“When handled correctly, public IP operates with higher resiliency, higher reliability, lower latency, higher quality and considerably more flexibility than traditional methods,” said John. “If you look around the industry, that is where the momentum lies. Other transport methods have played, and still play an important part in the overall development of IP-based workflows, but they are essentially becoming evolutionary dead-ends for new world media workflows that are nearing the end of their usefulness as IP becomes the dominant route to connectivity.
5G in Public IP
“It’s important to recognize the critical importance of 5G in public IP as well. 5G will drive $1.3 trillion of revenues in the media and entertainment space by 2028, completely reshaping the media landscape and ensuring that if companies fail to support it, they risk failure or even extinction.”
Further to that, cloud – that is, extending the existing cloud to 5G / 4G LTE and creating multi-access edge computing (MEC) – is critical to successful 5G deployment, as are the other four elements of streaming: content, carrier, cellular and consumer.
Producing high quality content is the starting point for broadcasting content at the highest quality of experience (QoE). The carrier supplies the critical fibre infrastructure between regional and global MECs. We also need a high bandwidth, ultra-low latency cellular network serving as universal edge, and mobile consumers ready to create and deliver 4K live content.

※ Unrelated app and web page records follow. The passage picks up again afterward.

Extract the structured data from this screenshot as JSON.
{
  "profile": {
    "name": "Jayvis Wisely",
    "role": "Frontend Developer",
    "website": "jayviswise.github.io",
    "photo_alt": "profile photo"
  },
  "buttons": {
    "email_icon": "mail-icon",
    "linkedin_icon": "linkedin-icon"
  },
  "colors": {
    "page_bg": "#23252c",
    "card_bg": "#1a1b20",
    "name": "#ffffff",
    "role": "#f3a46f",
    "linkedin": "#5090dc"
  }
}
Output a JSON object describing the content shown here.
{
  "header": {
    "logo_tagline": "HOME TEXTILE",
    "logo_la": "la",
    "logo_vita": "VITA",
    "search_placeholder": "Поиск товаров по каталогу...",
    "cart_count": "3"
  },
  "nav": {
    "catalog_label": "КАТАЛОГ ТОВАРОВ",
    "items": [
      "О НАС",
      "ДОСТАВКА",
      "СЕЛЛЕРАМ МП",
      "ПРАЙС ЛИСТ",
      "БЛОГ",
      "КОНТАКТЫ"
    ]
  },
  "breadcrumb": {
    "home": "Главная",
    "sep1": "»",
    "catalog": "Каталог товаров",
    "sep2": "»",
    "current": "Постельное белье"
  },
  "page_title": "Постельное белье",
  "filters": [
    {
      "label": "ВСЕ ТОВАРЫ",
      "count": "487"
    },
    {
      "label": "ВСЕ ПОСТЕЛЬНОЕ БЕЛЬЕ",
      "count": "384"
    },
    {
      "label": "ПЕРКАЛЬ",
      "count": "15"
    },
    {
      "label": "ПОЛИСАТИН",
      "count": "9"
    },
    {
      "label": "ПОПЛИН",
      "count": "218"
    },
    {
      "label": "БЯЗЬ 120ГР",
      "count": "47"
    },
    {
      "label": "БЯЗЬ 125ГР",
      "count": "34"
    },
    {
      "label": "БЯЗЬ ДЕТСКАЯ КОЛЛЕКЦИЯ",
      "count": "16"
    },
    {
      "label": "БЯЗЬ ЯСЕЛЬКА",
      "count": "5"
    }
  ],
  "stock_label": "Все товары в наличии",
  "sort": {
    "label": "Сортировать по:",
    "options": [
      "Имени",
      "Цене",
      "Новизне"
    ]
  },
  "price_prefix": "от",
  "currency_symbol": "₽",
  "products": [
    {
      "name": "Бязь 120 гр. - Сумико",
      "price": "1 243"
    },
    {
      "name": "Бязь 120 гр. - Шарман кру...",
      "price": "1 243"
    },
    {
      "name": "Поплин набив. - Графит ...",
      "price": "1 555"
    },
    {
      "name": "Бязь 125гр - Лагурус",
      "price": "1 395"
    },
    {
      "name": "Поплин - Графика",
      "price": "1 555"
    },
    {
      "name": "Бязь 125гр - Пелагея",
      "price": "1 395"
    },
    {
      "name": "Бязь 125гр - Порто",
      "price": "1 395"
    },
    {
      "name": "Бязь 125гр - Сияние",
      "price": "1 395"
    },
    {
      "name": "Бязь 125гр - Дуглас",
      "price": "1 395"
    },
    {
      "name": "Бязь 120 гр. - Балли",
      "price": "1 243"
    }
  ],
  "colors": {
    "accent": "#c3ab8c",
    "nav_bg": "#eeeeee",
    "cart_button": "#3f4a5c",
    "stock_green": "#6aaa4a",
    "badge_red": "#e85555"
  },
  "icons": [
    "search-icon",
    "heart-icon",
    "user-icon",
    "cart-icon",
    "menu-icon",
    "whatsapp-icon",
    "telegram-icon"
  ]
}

Visibility and analytics
“We've spent the past year at Zixi working on a deployment with a major broadcaster for delivery over Verizon 5G networks using AWS Wavelength Zone technology to allow distribution of 4K UHD streams to commercial targets at super-low latency without the need for satellites. As a result, there is now a defined architecture with AWS and Verizon that includes on-premises devices (5G routers) across all segments with Zixi. We expect more broadcasters to head down this route rapidly.”

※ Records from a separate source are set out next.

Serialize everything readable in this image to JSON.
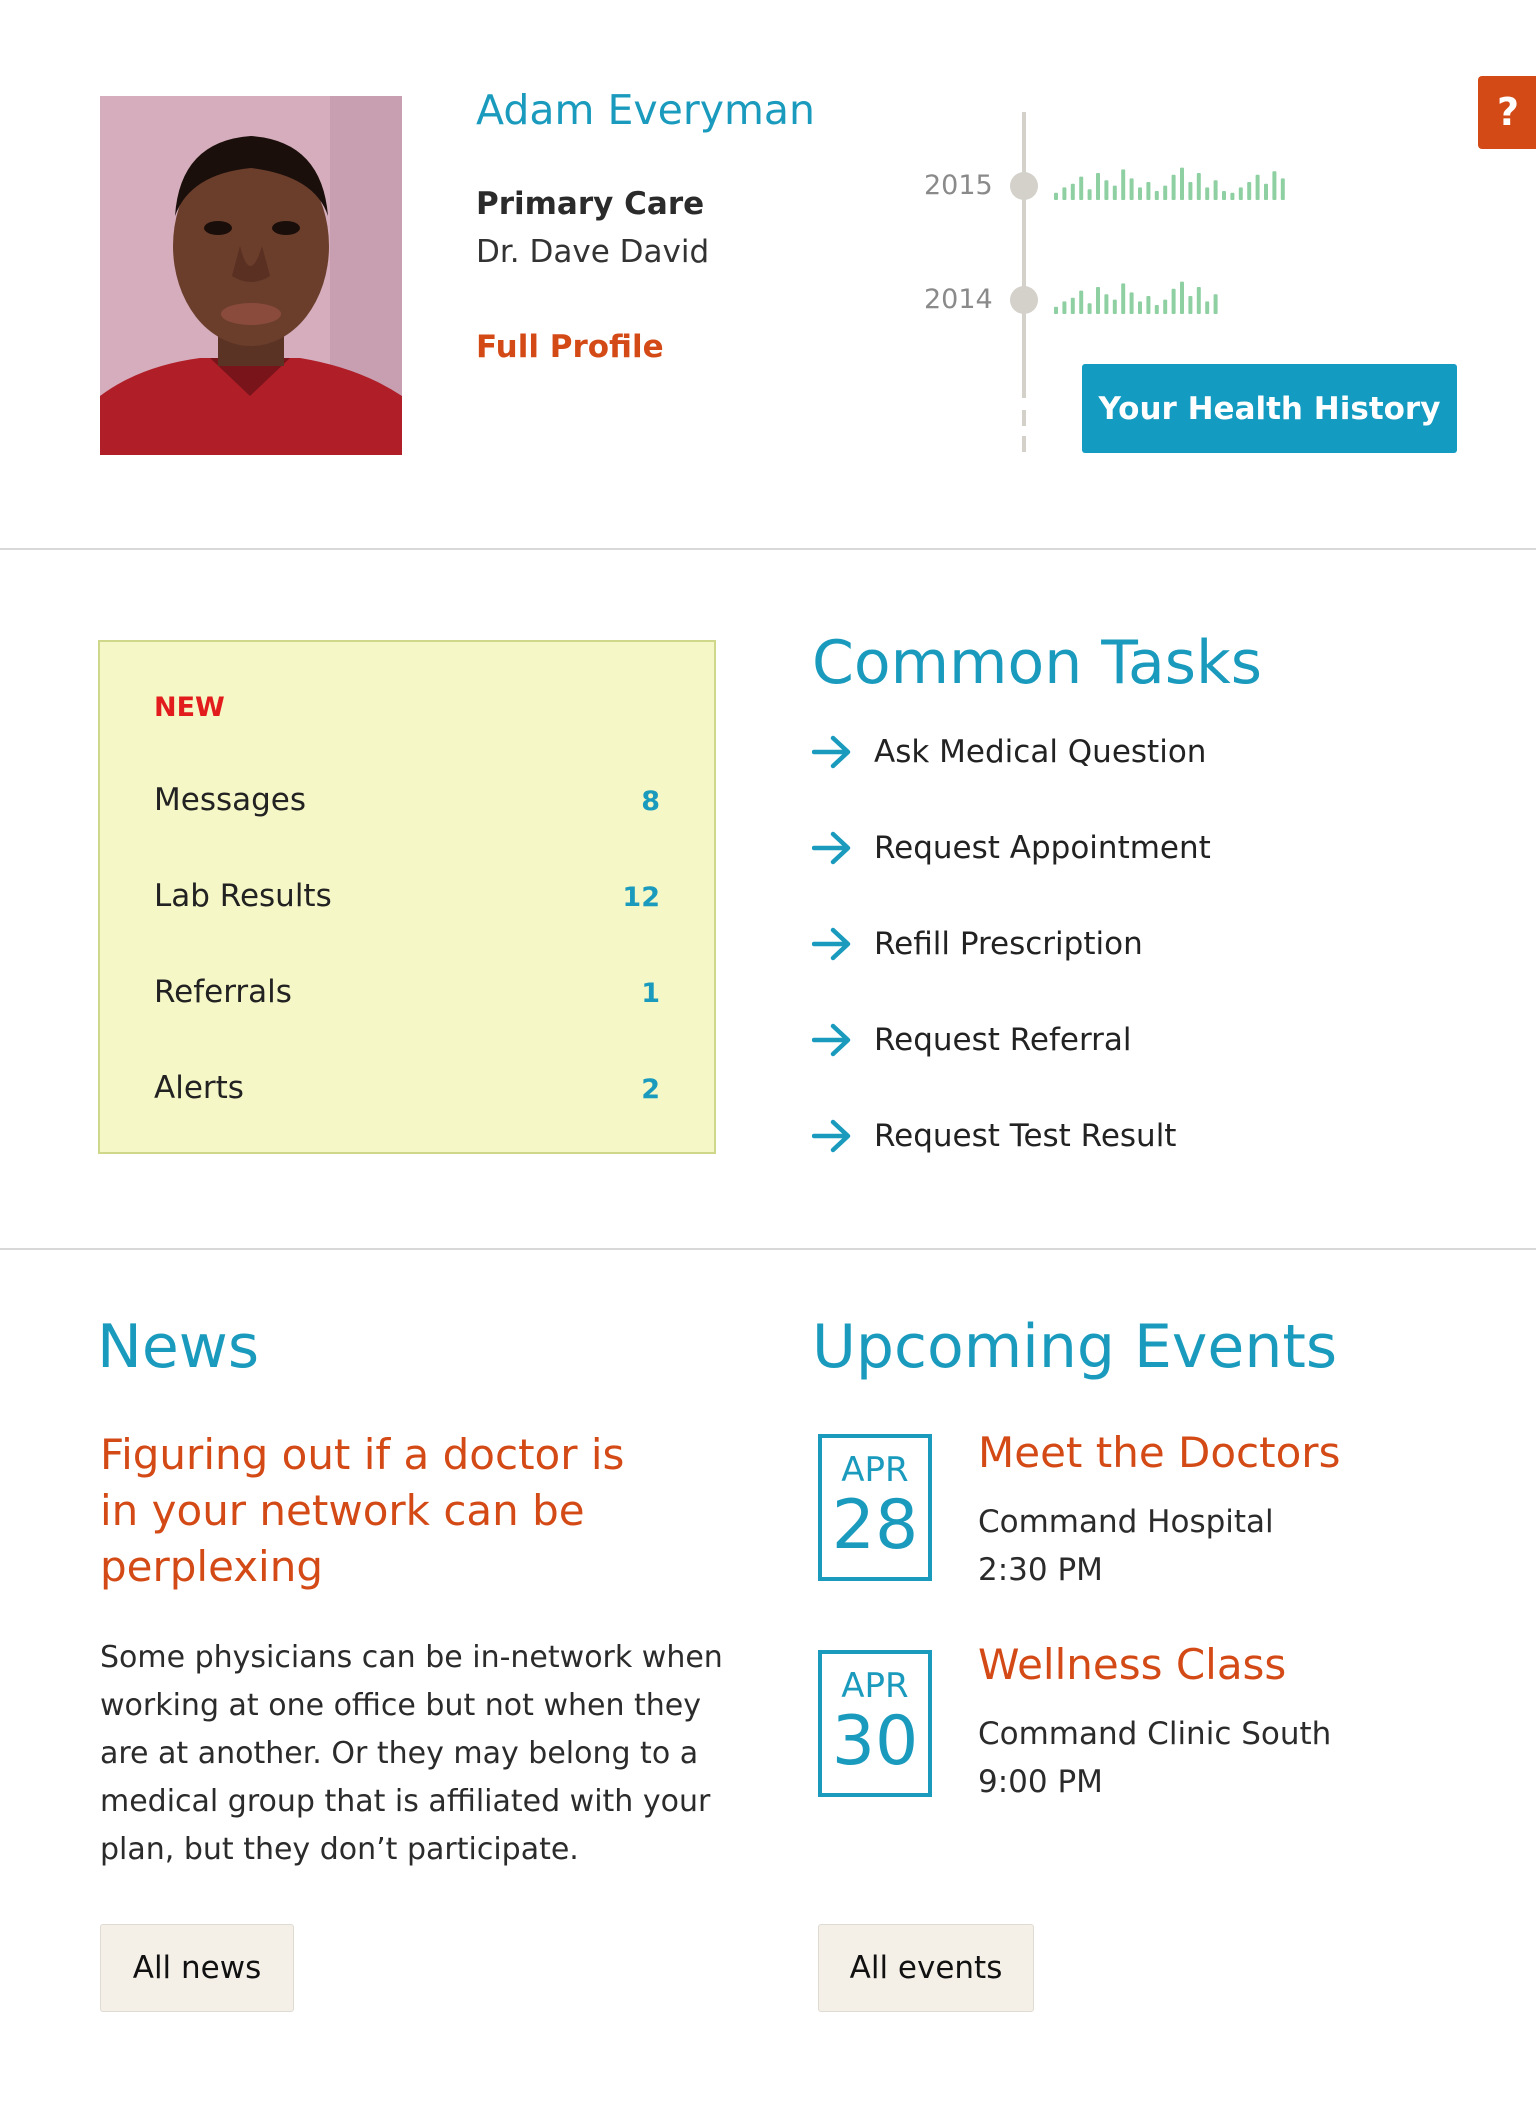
{
  "help": {
    "label": "?"
  },
  "profile": {
    "name": "Adam Everyman",
    "primary_care_label": "Primary Care",
    "doctor": "Dr. Dave David",
    "full_profile_link": "Full Profile"
  },
  "health_history": {
    "years": [
      "2015",
      "2014"
    ],
    "button_label": "Your Health History"
  },
  "new_items": {
    "header": "NEW",
    "rows": [
      {
        "label": "Messages",
        "count": "8"
      },
      {
        "label": "Lab Results",
        "count": "12"
      },
      {
        "label": "Referrals",
        "count": "1"
      },
      {
        "label": "Alerts",
        "count": "2"
      }
    ]
  },
  "common_tasks": {
    "title": "Common Tasks",
    "items": [
      "Ask Medical Question",
      "Request Appointment",
      "Refill Prescription",
      "Request Referral",
      "Request Test Result"
    ]
  },
  "news": {
    "title": "News",
    "headline": "Figuring out if a doctor is in your network can be perplexing",
    "body": "Some physicians can be in-network when working at one office but not when they are at another. Or they may belong to a medical group that is affiliated with your plan, but they don’t participate.",
    "all_button": "All news"
  },
  "events": {
    "title": "Upcoming Events",
    "items": [
      {
        "month": "APR",
        "day": "28",
        "title": "Meet the Doctors",
        "location": "Command Hospital",
        "time": "2:30 PM"
      },
      {
        "month": "APR",
        "day": "30",
        "title": "Wellness Class",
        "location": "Command Clinic South",
        "time": "9:00 PM"
      }
    ],
    "all_button": "All events"
  },
  "colors": {
    "accent_blue": "#1a9bbd",
    "accent_orange": "#d44a16",
    "new_red": "#e21c1c",
    "new_box_bg": "#f6f7c6",
    "sparkline_green": "#8fd0a3"
  }
}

QoE Data – a Reactive vs Proactive Approach
Finally, it is important to consider the role of data analysis in ensuring QoE and other streaming characteristics, involving many complicating factors. John said, “Data overload can lead to too many false alarms, leaving organisations unsure of what is important and what is not, but a reactive approach on its own can prove costly and stressful.

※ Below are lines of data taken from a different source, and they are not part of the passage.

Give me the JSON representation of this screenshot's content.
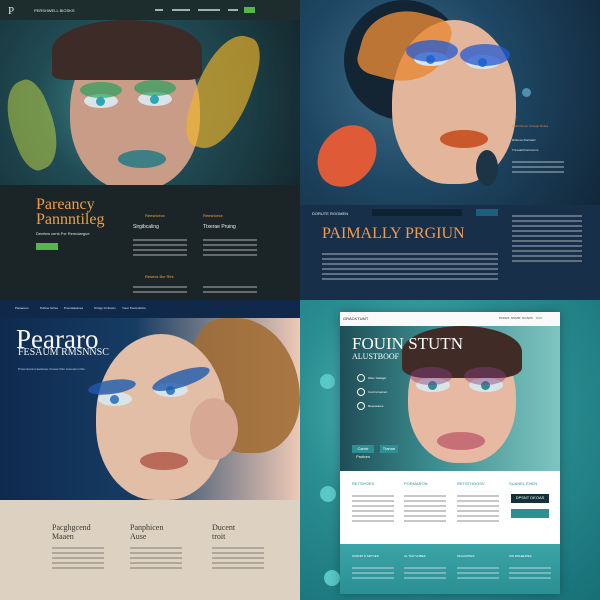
{
  "q1": {
    "logo": "P",
    "nav_brand": "PERSHWELL BIOSKS",
    "nav": [
      "",
      ""
    ],
    "title1": "Pareancy",
    "title2": "Pannntileg",
    "subtitle": "Denfers cenk Pxr Remoiargue",
    "col1": "Reesricecx",
    "col2": "Sirgibcaling",
    "col3": "Ttxerae Pruing",
    "col4": "Resecs Bxr Rirs"
  },
  "q2": {
    "header": "DORUTE ROOMEN",
    "title": "PAIMALLY PRGIUN",
    "side_title": "Hlxla Rosoc Ctrssprt Roleq",
    "side_items": [
      "Rrlloncs Rucrsatn",
      "Tnrsuatll Fsirnoncrs"
    ]
  },
  "q3": {
    "nav": [
      "Panaeuno",
      "Pohlne Grtiss",
      "Pounatasanes",
      "Srtngp Gmhaxin",
      "Yorer Porocottims"
    ],
    "title1": "Peararo",
    "title2": "FESAUM RMSNNSC",
    "intro": "Proocnrecsnt asolersa. Frosec Pan ssrxooinn Ctts",
    "col1_title": "Pacghgcend",
    "col1_sub": "Maaen",
    "col2_title": "Panphicen",
    "col2_sub": "Ause",
    "col3_title": "Ducent",
    "col3_sub": "troit"
  },
  "q4": {
    "nav_brand": "GRACKTUMT",
    "nav": [
      "POKES",
      "NNMM",
      "NOARS",
      "NAN"
    ],
    "title1": "FOUIN STUTN",
    "title2": "ALUSTBOOF",
    "feat1": "Wso: Gaiager",
    "feat2": "Coxrnvrseinen",
    "feat3": "Reeoaoues",
    "btn1": "Carntr Pruitom",
    "btn2": "Ttanne",
    "col1": "RETSHOES",
    "col2": "PORMARON",
    "col3": "RETSTHOOSV",
    "col4": "SUANEL EHEN",
    "cta": "DPSNT DEOAS",
    "foot": [
      "SCRNM N SRTVES",
      "AL THR VOBES",
      "MCHUMTES",
      "SIN MSHEHPES"
    ]
  },
  "colors": {
    "teal": "#1c8d86",
    "green": "#58b44c",
    "orange": "#e49155",
    "navy": "#1b3353"
  }
}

“What is required is better Root Cause Analysis (RCA) to swiftly understand the causes of instability and failure, to get ahead of them and prevent them from happening in the first place. Artificial intelligence and machine learning can have a major impact on this challenge – correct application reduces noise and costs, improves the accuracy of RCA, drives operational efficiency, and enables a proactive approach to streaming issues — enabling users to be alerted to problems before they occur.”
Automated root cause analysis uses intelligent machine learning algorithms to identify patterns in an organisation’s processes. Automatically identifying the root causes of process problems – through data – helps lead to optimisation based on facts instead of speculation.
Cloud-based control plane
AWS’ Wavelength infrastructure is optimised for mobile edge computing applications. Wavelength Zones deployments embed AWS compute and storage services within the CSP’s datacentres at the edge of the 5G network. As a result application traffic from 5G devices can reach servers running in Wavelength Zones without leaving the network, avoiding unnecessary latency and taking better advantage of 5G networks. AWS Wavelength Zones are available on Verizon’s 5G network, in ten cities across the US.
Though the momentum behind broadcast streaming is undeniable, John notes that a potential exists for deployments to be too restrictive to ensure enough return on investment, especially when considering future developments. He said, “By ensuring they engage with partners that supply services with inherent agility baked in, the universal interoperability necessary to accommodate public and private IP, hybrid IP and 5G networks, and the data-driven capabilities to ensure reliability and QoE, broadcasters and other media companies can be confident that their streaming services will meet and exceed consumer demand for streaming content, now and into the future.” zixi.com